Aside from our logo, Red Hat® red is our most recognizable brand asset. Our core colors–red, black, and white–are in the Red Hat logo and are most closely associated with our brand. We use them to make a big impression. Every project starts with our core colors.
Start with our core color palette
Red Hat red
RGB 238, 0, 0
CMYK 0, 98, 85, 0
RGB 255, 255, 255
CMYK 0, 0, 0, 0
RGB 0, 0, 0
CMYK 60, 40, 40, 100
Pantone Rich black
Red is a strong color. Instead of filling a space with red, we use pops of red on a white, black, or gray background with a simple layout and plenty of white space to make it feel more open and approachable. It can be just as impactful as filling a space with red.
Use a white or neutral background that is open and not cluttered with too many design elements. Spacious and open designs help the most important elements of our message stand out.
Red Hat red is one of our most recognizable brand assets. Always use Red Hat red as the main accent in your color palette to make sure your design looks and feels like Red Hat.
Use a neutral background with pops of red and plenty of white space.
Red is a strong color. Try using a neutral background before filling a space with Red Hat red.
Use Red Hat red as the main accent color.
Do not use a tint or shade of red as the main accent color.
Add colors from our extended color wheel
When we need to move beyond red to communicate a certain tone or tell a specific story, we can either leverage a common color palette or we can create a new palette made up of colors from the Red Hat extended color wheel.
Choose a common color palette
Create a palette from our color wheel
Our extended color wheel starts with Red Hat red and adds 9 additional colors, from orange to purple. You can use darker or lighter shades of any of these colors. For ease of use, we have provided the color values for 1 to 3 tints and shades of each color.
Use no more than 2 of these colors in addition to red.
Shades (dark colors)
Use these as neutrals or to add shadow, not as dominant colors.
Tints (light colors)
Use these in diagrams and spreadsheets to add highlights.
Lead with white space
White space isn’t always white. Use an open background with a simple layout that is not cluttered with too many design elements.
Use red as the main accent
Red Hat red should be used in every palette. We can use red to create hierarchy and balance within the composition.
Use no more than 2 saturated colors
To create a palette that feels like Red Hat, avoid adding more than 2 saturated colors beyond Red Hat red. More saturated colors can feel chaotic or silly.
Use blue and purple thoughtfully
Purple and blue could unintentionally symbolize our relationship with IBM. When you use them, be mindful that the Red Hat brand should always be independent.
Use colors that work together and have good contrast.
Do not use colors together that vibrate or have low contrast.
When using limited colors, use red as the main accent with tints and shades to create balance and hierarchy.
Avoid using three saturated colors in a limited color palette.
Color across different applications
Our work should always look and feel like Red Hat, even when we are using colors other than red.
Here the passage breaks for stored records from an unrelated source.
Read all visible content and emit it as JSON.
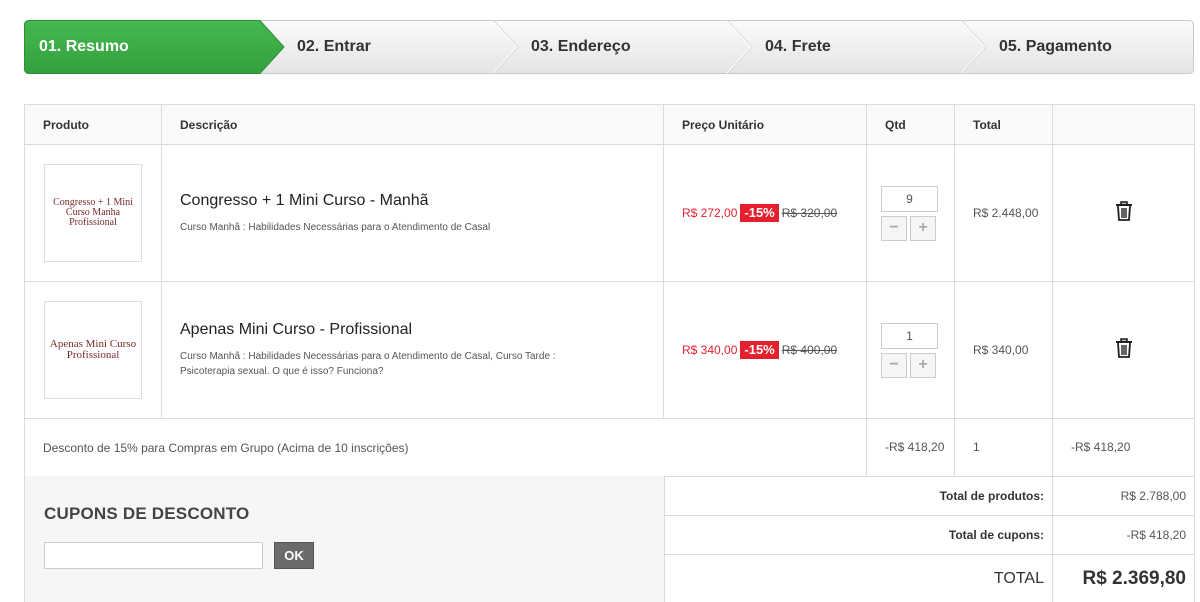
{
  "steps": [
    {
      "label": "01. Resumo",
      "active": true
    },
    {
      "label": "02. Entrar",
      "active": false
    },
    {
      "label": "03. Endereço",
      "active": false
    },
    {
      "label": "04. Frete",
      "active": false
    },
    {
      "label": "05. Pagamento",
      "active": false
    }
  ],
  "colors": {
    "active_step": "#3fae49",
    "price_red": "#e4202f"
  },
  "table": {
    "headers": {
      "product": "Produto",
      "description": "Descrição",
      "unit_price": "Preço Unitário",
      "qty": "Qtd",
      "total": "Total"
    },
    "items": [
      {
        "thumb_text": "Congresso + 1 Mini Curso Manha Profissional",
        "name": "Congresso + 1 Mini Curso - Manhã",
        "attributes": "Curso Manhã : Habilidades Necessárias para o Atendimento de Casal",
        "price_new": "R$ 272,00",
        "discount": "-15%",
        "price_old": "R$ 320,00",
        "qty": "9",
        "minus": "−",
        "plus": "+",
        "total": "R$ 2.448,00"
      },
      {
        "thumb_text": "Apenas Mini Curso Profissional",
        "name": "Apenas Mini Curso - Profissional",
        "attributes": "Curso Manhã : Habilidades Necessárias para o Atendimento de Casal, Curso Tarde : Psicoterapia sexual. O que é isso? Funciona?",
        "price_new": "R$ 340,00",
        "discount": "-15%",
        "price_old": "R$ 400,00",
        "qty": "1",
        "minus": "−",
        "plus": "+",
        "total": "R$ 340,00"
      }
    ],
    "group_discount": {
      "text": "Desconto de 15% para Compras em Grupo (Acima de 10 inscrições)",
      "unit_value": "-R$ 418,20",
      "qty": "1",
      "total": "-R$ 418,20"
    }
  },
  "coupons": {
    "title": "CUPONS DE DESCONTO",
    "input_value": "",
    "button": "OK"
  },
  "totals": {
    "products_label": "Total de produtos:",
    "products_value": "R$ 2.788,00",
    "coupons_label": "Total de cupons:",
    "coupons_value": "-R$ 418,20",
    "grand_label": "TOTAL",
    "grand_value": "R$ 2.369,80"
  }
}
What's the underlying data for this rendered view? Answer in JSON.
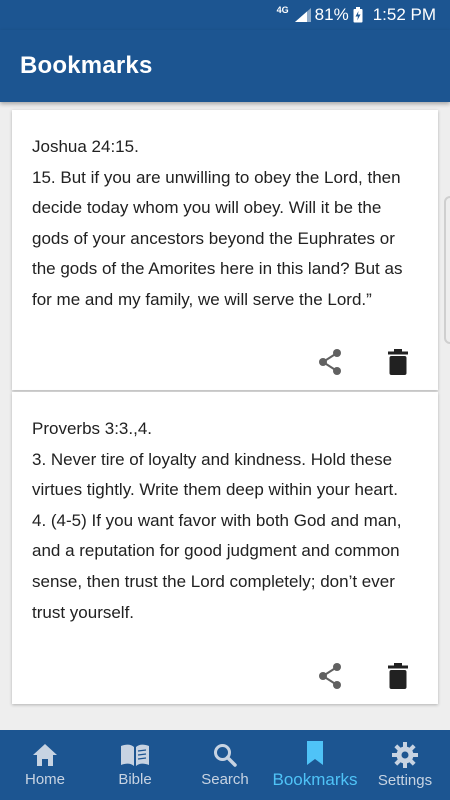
{
  "status_bar": {
    "network": "4G",
    "battery": "81%",
    "time": "1:52 PM"
  },
  "app_bar": {
    "title": "Bookmarks"
  },
  "bookmarks": [
    {
      "reference": "Joshua 24:15.",
      "verses": [
        "15. But if you are unwilling to obey the Lord, then decide today whom you will obey. Will it be the gods of your ancestors beyond the Euphrates or the gods of the Amorites here in this land? But as for me and my family, we will serve the Lord.”"
      ],
      "share_icon": "share-icon",
      "delete_icon": "trash-icon"
    },
    {
      "reference": "Proverbs 3:3.,4.",
      "verses": [
        "3. Never tire of loyalty and kindness. Hold these virtues tightly. Write them deep within your heart.",
        "4. (4-5) If you want favor with both God and man, and a reputation for good judgment and common sense, then trust the Lord completely; don’t ever trust yourself."
      ],
      "share_icon": "share-icon",
      "delete_icon": "trash-icon"
    }
  ],
  "bottom_nav": {
    "items": [
      {
        "label": "Home",
        "icon": "home-icon",
        "active": false
      },
      {
        "label": "Bible",
        "icon": "book-icon",
        "active": false
      },
      {
        "label": "Search",
        "icon": "search-icon",
        "active": false
      },
      {
        "label": "Bookmarks",
        "icon": "bookmark-icon",
        "active": true
      },
      {
        "label": "Settings",
        "icon": "gear-icon",
        "active": false
      }
    ]
  },
  "colors": {
    "primary": "#1c5591",
    "active_nav": "#4fc3f7",
    "inactive_nav": "#c7d3e2",
    "background": "#eeeeee"
  }
}
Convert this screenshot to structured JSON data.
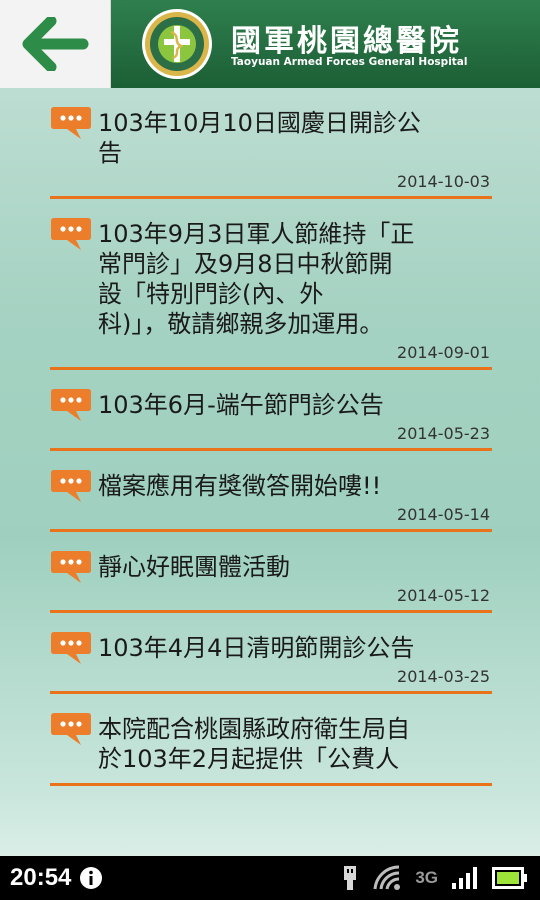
{
  "header": {
    "title": "國軍桃園總醫院",
    "subtitle": "Taoyuan Armed Forces General Hospital",
    "back_icon": "arrow-left-icon",
    "logo_icon": "hospital-emblem-icon",
    "colors": {
      "brand_green": "#1c5f35",
      "arrow_green": "#2d8c47",
      "accent_orange": "#e9731a"
    }
  },
  "announcements": [
    {
      "title": "103年10月10日國慶日開診公\n告",
      "date": "2014-10-03"
    },
    {
      "title": "103年9月3日軍人節維持「正\n常門診」及9月8日中秋節開\n設「特別門診(內、外\n科)」，敬請鄉親多加運用。",
      "date": "2014-09-01"
    },
    {
      "title": "103年6月-端午節門診公告",
      "date": "2014-05-23"
    },
    {
      "title": "檔案應用有獎徵答開始嘍!!",
      "date": "2014-05-14"
    },
    {
      "title": "靜心好眠團體活動",
      "date": "2014-05-12"
    },
    {
      "title": "103年4月4日清明節開診公告",
      "date": "2014-03-25"
    },
    {
      "title": "本院配合桃園縣政府衛生局自\n於103年2月起提供「公費人",
      "date": ""
    }
  ],
  "status_bar": {
    "time": "20:54",
    "network": "3G",
    "icons": [
      "info-icon",
      "usb-icon",
      "wifi-icon",
      "signal-icon",
      "battery-icon"
    ]
  }
}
Follow these best practices to ensure that whatever you’re creating uses color in a way that helps convey the message correctly and in a way that’s easy to understand.
Color in presentations
Whether distributed internally or externally, presentations should always feel like Red Hat. Use the presentation template, which uses our core colors and includes guidelines for using the extended color palette. Follow those guidelines for more on adding color to presentation elements like graphs and diagrams.
Color in illustrations
Illustrations can tell a story in a way that photography and icons cannot. We use illustrations to tell conceptual stories or describe nuanced ideas. Using a core color palette with red as an accent ensures that illustrations still look like Red Hat, but using an extended palette can help create the right tone for the story.
Color for accessibility
When designing for digital or print, consider color contrast and accessibility. Color that is too light or dark may obscure crucial information like text, warnings, and other informational elements. To test your design for maximum visibility, use an application like Color Oracle that shows you what different colors look like to people with visual impairments.
Color in user experience
Across our web properties and other interfaces, we’re mindful of how we use color for consistency and ease of use. We’ve chosen specific colors and palettes that maximize visibility on screen while staying true to our brand color palette.
Color in swag
Branded merchandise, also known as swag, is more than just pens and T-shirts. We use swag to engage our audience in our brand experience and to increase brand impressions, so start with our core color palette. If you use other colors, be consistent with what your program or group is using in other applications.